PLASMA Lab can run experiments in a distributed mode. This mode uses a second software, called PLASMA Lab Service, that is a small PLASMA Lab client deployed on a distant computer.
In distributed mode the Simulator and the Checker components are deported to the Service, while the Algorithm is split between a Scheduler, running in PLASMA Lab, and a Worker running in the Service. The communication between the Scheduler and the Worker uses RestLet.
Sequence diagram of a session between PLASMA Lab and PLASMA Service:
Step 0: Publishing a Restlet service¶
PLASMA Lab: I need help to run this experiment.
When launching a distributed experimentation, PLASMA Lab publishes an interface on a Restlet Server (this server being part of the PLASMA Lab code). Publishing this interface will allow other programs to retrieve the interface and use its functions.
We call Client a PLASMA Service instance and the Server the PLASMA Lab instance who published the interface.
Step 1: Connecting to PLASMA Lab¶
PLASMA Service: I can help you.
PLASMA Lab: Ok, here are the experiment parameters.
When a client connects itself to the server, it retrieves the RMI Interface and it calls the connect function. This function returns the experiment parameters containing the model and the list of requirements to check. These parameters also contains an ID to allow clients to identify themselves.
Step 3: Returning the results¶
PLASMA Service: Here are my results.
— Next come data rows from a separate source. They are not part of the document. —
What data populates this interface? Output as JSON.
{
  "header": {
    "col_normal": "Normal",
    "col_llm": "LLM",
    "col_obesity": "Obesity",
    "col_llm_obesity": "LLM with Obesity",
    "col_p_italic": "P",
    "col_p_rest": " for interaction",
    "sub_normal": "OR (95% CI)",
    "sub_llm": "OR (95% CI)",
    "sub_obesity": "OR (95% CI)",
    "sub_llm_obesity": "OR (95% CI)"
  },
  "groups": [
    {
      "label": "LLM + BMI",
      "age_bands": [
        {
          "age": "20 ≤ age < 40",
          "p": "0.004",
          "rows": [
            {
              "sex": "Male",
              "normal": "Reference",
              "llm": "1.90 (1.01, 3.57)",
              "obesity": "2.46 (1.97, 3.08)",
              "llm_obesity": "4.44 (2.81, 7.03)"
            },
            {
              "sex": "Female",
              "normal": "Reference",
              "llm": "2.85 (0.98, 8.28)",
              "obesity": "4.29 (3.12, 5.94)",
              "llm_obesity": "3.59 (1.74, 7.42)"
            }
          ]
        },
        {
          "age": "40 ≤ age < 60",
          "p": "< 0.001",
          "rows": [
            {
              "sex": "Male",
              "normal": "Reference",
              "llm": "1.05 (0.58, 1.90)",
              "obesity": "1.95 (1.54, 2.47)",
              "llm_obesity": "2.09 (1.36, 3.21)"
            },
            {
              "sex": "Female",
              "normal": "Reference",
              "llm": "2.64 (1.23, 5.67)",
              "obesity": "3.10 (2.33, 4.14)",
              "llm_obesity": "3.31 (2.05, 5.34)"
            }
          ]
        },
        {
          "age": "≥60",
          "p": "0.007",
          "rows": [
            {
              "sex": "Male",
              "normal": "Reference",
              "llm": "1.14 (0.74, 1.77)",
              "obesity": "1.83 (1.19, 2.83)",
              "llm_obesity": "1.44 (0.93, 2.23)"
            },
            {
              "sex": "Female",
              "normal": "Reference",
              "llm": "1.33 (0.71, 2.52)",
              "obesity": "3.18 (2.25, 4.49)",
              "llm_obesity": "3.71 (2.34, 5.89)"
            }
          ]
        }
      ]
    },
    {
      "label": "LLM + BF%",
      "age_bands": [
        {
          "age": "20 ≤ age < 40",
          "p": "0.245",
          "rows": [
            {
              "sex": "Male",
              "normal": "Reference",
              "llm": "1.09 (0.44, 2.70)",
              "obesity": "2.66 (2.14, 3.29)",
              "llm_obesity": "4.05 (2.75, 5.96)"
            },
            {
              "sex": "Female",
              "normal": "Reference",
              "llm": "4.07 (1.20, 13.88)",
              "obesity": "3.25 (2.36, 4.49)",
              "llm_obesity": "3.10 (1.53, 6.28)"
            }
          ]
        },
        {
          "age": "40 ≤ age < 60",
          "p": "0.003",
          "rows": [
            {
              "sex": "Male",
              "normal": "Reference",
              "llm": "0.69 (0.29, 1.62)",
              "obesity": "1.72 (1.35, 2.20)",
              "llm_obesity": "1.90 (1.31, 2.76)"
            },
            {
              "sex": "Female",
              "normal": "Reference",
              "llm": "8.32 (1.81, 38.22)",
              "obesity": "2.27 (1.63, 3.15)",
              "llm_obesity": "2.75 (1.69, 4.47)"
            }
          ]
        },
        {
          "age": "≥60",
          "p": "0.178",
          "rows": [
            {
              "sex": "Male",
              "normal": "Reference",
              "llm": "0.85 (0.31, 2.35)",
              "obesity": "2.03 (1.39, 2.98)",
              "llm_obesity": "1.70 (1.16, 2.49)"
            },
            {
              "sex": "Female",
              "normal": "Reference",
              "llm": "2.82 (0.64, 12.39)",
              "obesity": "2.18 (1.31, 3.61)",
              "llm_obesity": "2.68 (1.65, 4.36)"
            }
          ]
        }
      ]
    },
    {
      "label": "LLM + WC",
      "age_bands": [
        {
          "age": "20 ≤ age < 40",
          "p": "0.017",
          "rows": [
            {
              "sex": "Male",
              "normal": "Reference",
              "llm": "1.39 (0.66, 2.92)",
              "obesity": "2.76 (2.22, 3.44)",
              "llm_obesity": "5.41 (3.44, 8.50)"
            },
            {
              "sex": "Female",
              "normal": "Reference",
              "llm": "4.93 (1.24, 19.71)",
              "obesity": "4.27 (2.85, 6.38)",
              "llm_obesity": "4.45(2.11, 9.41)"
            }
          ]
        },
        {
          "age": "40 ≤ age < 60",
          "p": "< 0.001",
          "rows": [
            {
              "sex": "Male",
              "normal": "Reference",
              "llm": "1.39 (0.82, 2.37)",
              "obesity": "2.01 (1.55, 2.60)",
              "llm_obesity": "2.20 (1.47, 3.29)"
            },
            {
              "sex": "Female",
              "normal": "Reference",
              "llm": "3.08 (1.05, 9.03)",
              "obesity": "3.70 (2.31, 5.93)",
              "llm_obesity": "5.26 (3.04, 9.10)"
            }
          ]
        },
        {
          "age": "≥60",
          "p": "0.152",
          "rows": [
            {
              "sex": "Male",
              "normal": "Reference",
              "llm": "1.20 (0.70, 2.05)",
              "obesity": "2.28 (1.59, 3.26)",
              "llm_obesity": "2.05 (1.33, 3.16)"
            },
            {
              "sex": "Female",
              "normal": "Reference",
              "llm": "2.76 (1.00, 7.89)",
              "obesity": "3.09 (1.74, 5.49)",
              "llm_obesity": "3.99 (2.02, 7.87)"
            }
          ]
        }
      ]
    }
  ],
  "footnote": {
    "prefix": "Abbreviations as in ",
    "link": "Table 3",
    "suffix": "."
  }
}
The client calls the work done function. This function sends the results to the server. The client then return to step 2.
Avoiding bias: Depending on the requirement, a negative trace – on which a property does not hold – can be faster to check than a positive trace – you have to read the whole trace to see that it is a positive trace –, or the contrary. In both cases, a bias can form on a distributed SMC algorithm.
Our scheduler keeps the order of each task assigned to a client and only takes results into account on this order. This ensure that a task launched at time t will be taken into account before any task launched at a time > t.
Moreover, this scheduler ensures that a faster client will be given more work and contribute more to the overall effort. We have also implemented some ideas coming from the Slow-Start algorithm used in TCP to reduce the client-server communications.
A Scheduler implements the same interface as a local algorithm:
The fr.inria.plasmalab.distributed.algorithm.AbstractScheduler class provides a generic implementation of several methods used to create a distributed algorithm:
- The setServices method set the parameters for the distributed experiment (port, number of threads, size of the batch, factories).
- The postErrorMessage method posts an error message to the experimentation manager and abort experimentation.
- The putResult method adds a result to the TaskScheduler.
- The registerNewNode method registers a new node on the NodeTaskManager.
- The schedule method sends an order to a node requesting one. This can either be a BATCH order, a WAIT order or a TERMINATE order.
- The initializeServer method performs a generic initialization of the scheduler. It should be called at the beginning of the run method.
- The getNextResult method waits for a result and removes it from the nodeTaskManager. If a stop order is received the method returns null.
- The reassignTaskTo method reassigns an unassigned task to a node. If the unassigned task points to a null order,
or if there is no assigned task, it returns null.
Each of our distributed implementation are based on a similar protocol described in the earlier sequence diagram. However this protocol only depends on the Scheduler-Worker implementation and could be changed depending on particular needs. The only constraints being that the connect method of the Worker will be called to initiate the communication with the Scheduler.
A Worker implements:
The fr.inria.plasmalab.algorithm.InterfaceAlgorithmWorker.AbstractWorker class provides a generic implementation of several methods used by workers:
- The processTerminateOrder method processes a TERMINATE order (by doing nothing).
- The processWaitOrder method processes a WAIT order: it gets the waiting time parameters from the order and it then waits for this duration.
- The start method starts the worker and processes the orders.
Whenever a Worker tells the Scheduler it is ready to work, the Scheduler will transmit an Order. This Order indicates for instance the number of simulation – a batch – to run and check. Other types of Order can be transmitted:
- Batch - Indicate the number of simulations to run and check
- Wait - Indicate to wait for a given time
- Terminate - Indicate to disconnect and close the Service
Each Order is associated to a unique identifier, a Task. A Task will then be assigned to a Worker. These associations are handled by the NodeTaskManager.
As explained in the bias section, results must be taken into account in the same order the corresponding task were assigned. This is done by the TaskScheduler.
In case a Worker disconnects, or another error happens, the Task is re-affected by the NodeTaskManager to the next available Worker.
A Heartbeat system allows the NodeTaskManager to monitor the liveness of Worker. Using a UDP socket, Worker must regularly transmit heartbeat packets. If these transmissions cease, Worker are declared disconnected. The classes involved in the Heartbeat system are found in the fr.inria.plasmalab.distributed.algorithm.heartbeat package.